In the entries below, every line with the string "Sennheiser" is to be reported.

_SOURCE MATERIAL_
- - - - -
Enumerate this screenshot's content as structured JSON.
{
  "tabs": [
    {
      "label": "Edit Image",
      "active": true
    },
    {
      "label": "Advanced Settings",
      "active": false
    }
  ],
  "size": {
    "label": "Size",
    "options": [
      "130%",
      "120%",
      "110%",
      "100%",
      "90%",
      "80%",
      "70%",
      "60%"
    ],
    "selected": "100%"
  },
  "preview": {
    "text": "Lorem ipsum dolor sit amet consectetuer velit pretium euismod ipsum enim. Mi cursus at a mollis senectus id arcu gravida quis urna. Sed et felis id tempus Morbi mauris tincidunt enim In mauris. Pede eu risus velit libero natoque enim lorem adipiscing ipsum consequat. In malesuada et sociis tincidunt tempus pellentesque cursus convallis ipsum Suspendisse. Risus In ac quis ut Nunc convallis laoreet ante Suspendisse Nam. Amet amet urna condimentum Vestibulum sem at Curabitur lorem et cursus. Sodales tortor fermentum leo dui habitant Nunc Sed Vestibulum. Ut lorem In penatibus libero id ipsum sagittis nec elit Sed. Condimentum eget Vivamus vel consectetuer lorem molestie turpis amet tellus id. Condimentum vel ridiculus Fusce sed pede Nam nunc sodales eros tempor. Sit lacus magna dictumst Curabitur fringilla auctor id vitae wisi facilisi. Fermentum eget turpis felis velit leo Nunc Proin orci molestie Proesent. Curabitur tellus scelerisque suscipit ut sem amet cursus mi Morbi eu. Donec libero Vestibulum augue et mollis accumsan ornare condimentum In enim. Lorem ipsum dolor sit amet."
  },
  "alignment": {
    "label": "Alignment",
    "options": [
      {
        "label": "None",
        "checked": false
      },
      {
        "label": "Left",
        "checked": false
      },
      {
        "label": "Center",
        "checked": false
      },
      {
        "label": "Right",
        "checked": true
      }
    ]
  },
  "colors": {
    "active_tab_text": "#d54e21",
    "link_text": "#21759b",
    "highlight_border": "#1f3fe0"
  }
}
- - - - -
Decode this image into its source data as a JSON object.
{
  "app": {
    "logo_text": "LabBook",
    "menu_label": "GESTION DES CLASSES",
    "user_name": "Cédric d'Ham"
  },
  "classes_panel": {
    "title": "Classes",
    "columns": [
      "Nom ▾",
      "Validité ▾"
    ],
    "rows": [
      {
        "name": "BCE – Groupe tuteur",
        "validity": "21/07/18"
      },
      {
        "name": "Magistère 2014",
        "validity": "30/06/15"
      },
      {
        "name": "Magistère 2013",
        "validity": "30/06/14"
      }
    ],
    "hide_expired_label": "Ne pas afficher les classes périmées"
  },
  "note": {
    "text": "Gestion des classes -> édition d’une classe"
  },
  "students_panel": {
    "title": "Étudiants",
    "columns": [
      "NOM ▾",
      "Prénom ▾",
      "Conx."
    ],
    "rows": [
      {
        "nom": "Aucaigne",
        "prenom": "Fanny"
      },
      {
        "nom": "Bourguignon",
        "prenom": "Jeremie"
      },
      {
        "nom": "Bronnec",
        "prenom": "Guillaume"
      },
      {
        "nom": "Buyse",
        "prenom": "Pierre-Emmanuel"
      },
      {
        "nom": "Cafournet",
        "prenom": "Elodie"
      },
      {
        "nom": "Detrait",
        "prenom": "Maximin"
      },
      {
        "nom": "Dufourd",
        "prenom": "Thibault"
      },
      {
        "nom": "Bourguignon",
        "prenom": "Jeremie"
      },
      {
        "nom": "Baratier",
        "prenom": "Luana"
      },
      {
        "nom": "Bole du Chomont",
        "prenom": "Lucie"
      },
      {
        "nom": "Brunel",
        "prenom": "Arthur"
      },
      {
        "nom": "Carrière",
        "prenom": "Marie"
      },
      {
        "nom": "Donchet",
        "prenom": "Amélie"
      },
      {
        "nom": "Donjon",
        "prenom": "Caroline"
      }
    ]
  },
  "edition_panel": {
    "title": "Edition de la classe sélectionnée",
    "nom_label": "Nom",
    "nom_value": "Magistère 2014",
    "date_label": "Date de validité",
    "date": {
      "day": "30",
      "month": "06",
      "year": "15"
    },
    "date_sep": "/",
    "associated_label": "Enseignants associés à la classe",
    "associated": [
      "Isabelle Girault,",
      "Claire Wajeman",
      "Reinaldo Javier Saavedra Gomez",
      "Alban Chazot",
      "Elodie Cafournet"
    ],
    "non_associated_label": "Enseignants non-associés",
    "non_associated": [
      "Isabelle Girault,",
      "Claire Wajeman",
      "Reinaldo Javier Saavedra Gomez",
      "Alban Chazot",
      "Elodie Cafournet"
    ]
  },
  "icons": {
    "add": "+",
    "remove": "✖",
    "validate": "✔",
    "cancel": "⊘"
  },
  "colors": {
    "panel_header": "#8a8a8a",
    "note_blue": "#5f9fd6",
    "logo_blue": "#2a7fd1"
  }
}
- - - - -
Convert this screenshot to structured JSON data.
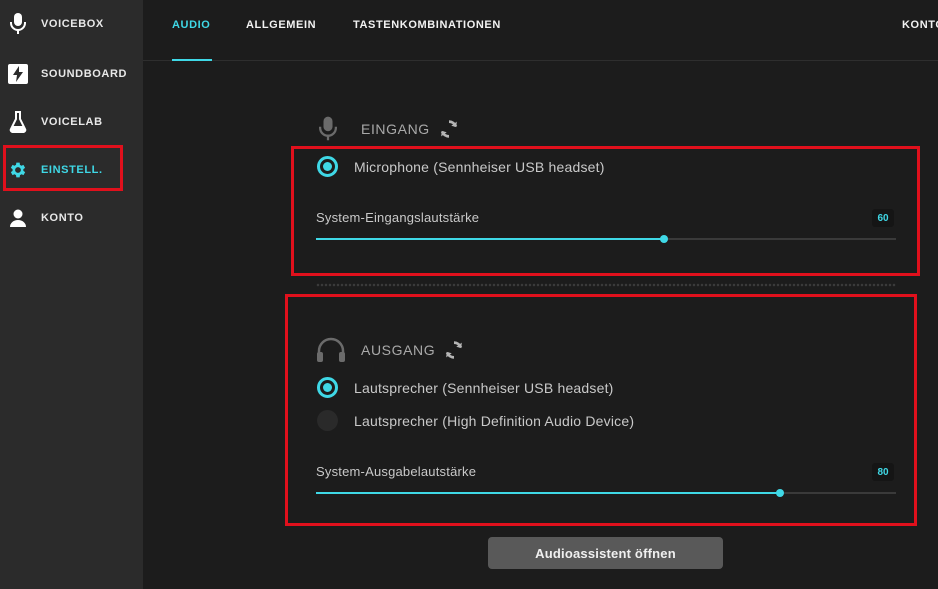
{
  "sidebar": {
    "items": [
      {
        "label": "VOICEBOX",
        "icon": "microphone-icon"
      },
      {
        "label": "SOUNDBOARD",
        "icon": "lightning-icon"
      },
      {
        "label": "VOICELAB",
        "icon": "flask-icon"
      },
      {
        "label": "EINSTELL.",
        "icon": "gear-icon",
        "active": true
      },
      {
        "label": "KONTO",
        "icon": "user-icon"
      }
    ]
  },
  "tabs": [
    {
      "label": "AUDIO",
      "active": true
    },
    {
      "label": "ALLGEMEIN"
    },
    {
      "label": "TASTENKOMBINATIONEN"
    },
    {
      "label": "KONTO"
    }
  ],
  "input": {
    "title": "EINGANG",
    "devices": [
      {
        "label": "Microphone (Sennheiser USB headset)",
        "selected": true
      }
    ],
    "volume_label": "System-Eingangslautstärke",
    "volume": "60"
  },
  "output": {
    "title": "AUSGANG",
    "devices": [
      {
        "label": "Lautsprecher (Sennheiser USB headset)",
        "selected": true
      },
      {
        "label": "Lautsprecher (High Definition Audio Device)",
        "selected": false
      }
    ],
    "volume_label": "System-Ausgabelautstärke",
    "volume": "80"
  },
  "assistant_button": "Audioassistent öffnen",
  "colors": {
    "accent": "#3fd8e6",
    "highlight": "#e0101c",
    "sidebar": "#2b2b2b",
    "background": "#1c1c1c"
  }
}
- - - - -
_COMPLETED TASK_
        "label": "Microphone (Sennheiser USB headset)",
        "label": "Lautsprecher (Sennheiser USB headset)",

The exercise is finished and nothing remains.